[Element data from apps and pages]
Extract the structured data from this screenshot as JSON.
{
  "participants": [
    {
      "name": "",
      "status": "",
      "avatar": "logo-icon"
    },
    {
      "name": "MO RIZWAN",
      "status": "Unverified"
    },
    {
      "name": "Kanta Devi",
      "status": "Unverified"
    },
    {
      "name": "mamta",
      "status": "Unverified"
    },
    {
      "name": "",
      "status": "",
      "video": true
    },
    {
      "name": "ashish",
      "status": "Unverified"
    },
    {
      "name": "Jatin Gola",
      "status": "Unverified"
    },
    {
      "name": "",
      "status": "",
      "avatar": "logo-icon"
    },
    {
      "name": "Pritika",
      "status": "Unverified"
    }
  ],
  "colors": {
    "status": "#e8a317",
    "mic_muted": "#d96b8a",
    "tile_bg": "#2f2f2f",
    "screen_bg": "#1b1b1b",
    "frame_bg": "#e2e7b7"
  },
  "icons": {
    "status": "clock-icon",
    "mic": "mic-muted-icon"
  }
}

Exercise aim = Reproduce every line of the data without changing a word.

Your solution =
Extract the structured data from this screenshot as JSON.
{
  "participants": [
    {
      "name": "",
      "status": "",
      "avatar": "logo-icon"
    },
    {
      "name": "MO RIZWAN",
      "status": "Unverified"
    },
    {
      "name": "Kanta Devi",
      "status": "Unverified"
    },
    {
      "name": "mamta",
      "status": "Unverified"
    },
    {
      "name": "",
      "status": "",
      "video": true
    },
    {
      "name": "ashish",
      "status": "Unverified"
    },
    {
      "name": "Jatin Gola",
      "status": "Unverified"
    },
    {
      "name": "",
      "status": "",
      "avatar": "logo-icon"
    },
    {
      "name": "Pritika",
      "status": "Unverified"
    }
  ],
  "colors": {
    "status": "#e8a317",
    "mic_muted": "#d96b8a",
    "tile_bg": "#2f2f2f",
    "screen_bg": "#1b1b1b",
    "frame_bg": "#e2e7b7"
  },
  "icons": {
    "status": "clock-icon",
    "mic": "mic-muted-icon"
  }
}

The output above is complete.